Identical twin brothers escaped the death penalty in a Malaysian drug trafficking trial after the court ruled authorities could not prove which man committed the alleged crime, news reports said Saturday.

"I ... can't be sending the wrong person to the gallows," the New Straits Times newspaper quoted the judge in the case as saying.

Police arrested the 27-year-old brothers in August 2003 after they found large amounts of opium and marijuana in a house to which one of the twins had the key, the New Straits Times and national news agency Bernama reported.

Both men were charged, but Kuala Lumpur High Court Judge Zaharah Ibrahim ruled Friday that only the twin with the key could be proven to be the owner of the drugs.

Because the brothers' identical features made it impossible for officers testifying to point out which one had been found with the key, she had no choice but to acquit both men.

She called the ruling "a very unique case." Court officials familiar with the case could not immediately be reached.

The twins wept and hugged each other after the judge read her verdict, the reports added.

Malaysia has a mandatory penalty of death by hanging for drug trafficking.

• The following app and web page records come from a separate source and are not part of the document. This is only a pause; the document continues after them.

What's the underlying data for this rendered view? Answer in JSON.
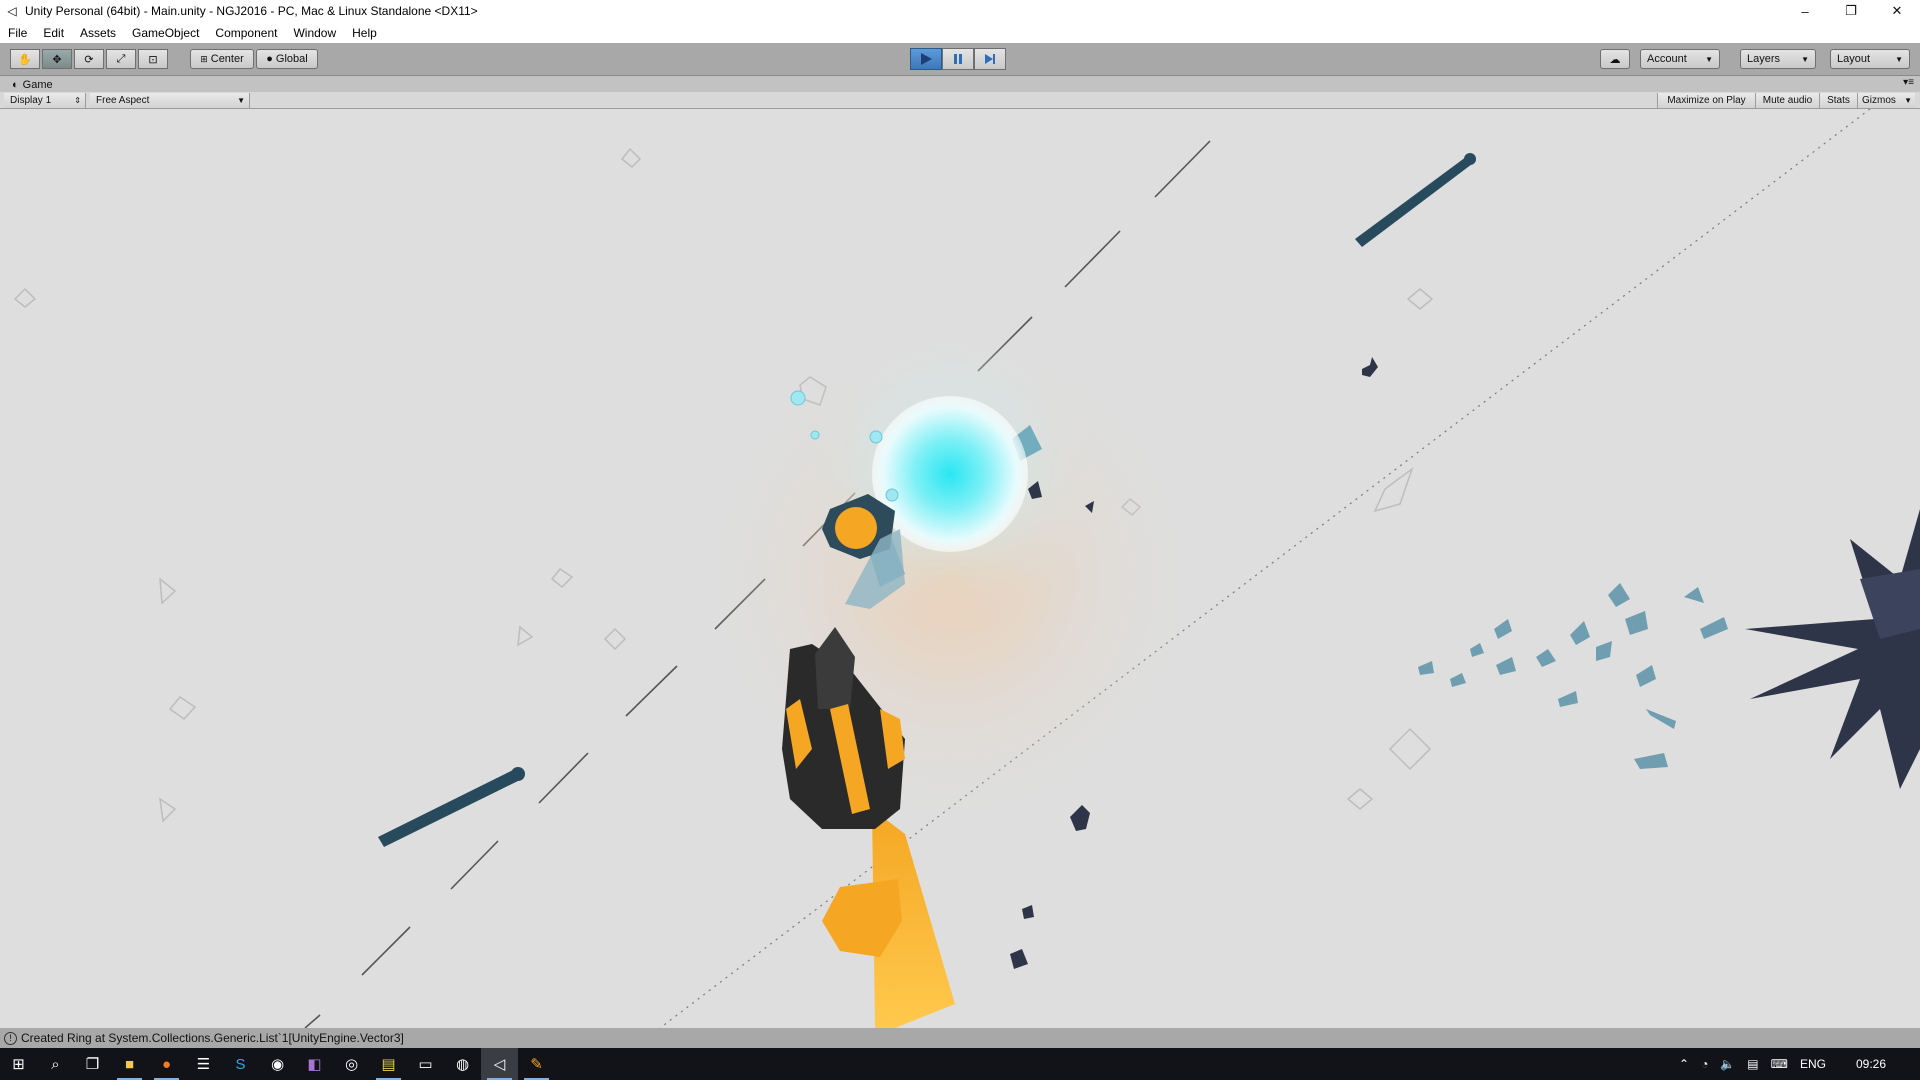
{
  "window": {
    "title": "Unity Personal (64bit) - Main.unity - NGJ2016 - PC, Mac & Linux Standalone <DX11>",
    "minimize": "–",
    "restore": "❐",
    "close": "✕"
  },
  "menu": [
    "File",
    "Edit",
    "Assets",
    "GameObject",
    "Component",
    "Window",
    "Help"
  ],
  "toolbar": {
    "pivot_label": "Center",
    "space_label": "Global",
    "account_label": "Account",
    "layers_label": "Layers",
    "layout_label": "Layout",
    "play_active": true
  },
  "game_view": {
    "tab_label": "Game",
    "display_label": "Display 1",
    "aspect_label": "Free Aspect",
    "maximize_label": "Maximize on Play",
    "mute_label": "Mute audio",
    "stats_label": "Stats",
    "gizmos_label": "Gizmos"
  },
  "status": {
    "message": "Created Ring at System.Collections.Generic.List`1[UnityEngine.Vector3]"
  },
  "taskbar": {
    "language": "ENG",
    "time": "09:26"
  },
  "colors": {
    "accent_play": "#3d79ba",
    "sky": "#dedede",
    "orb": "#39e0f0",
    "ship_orange": "#f5a623",
    "enemy_dark": "#2e3548",
    "trail": "#274a5c"
  }
}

More than 200 people have been executed since capital punishment was implemented for the offense in 1975.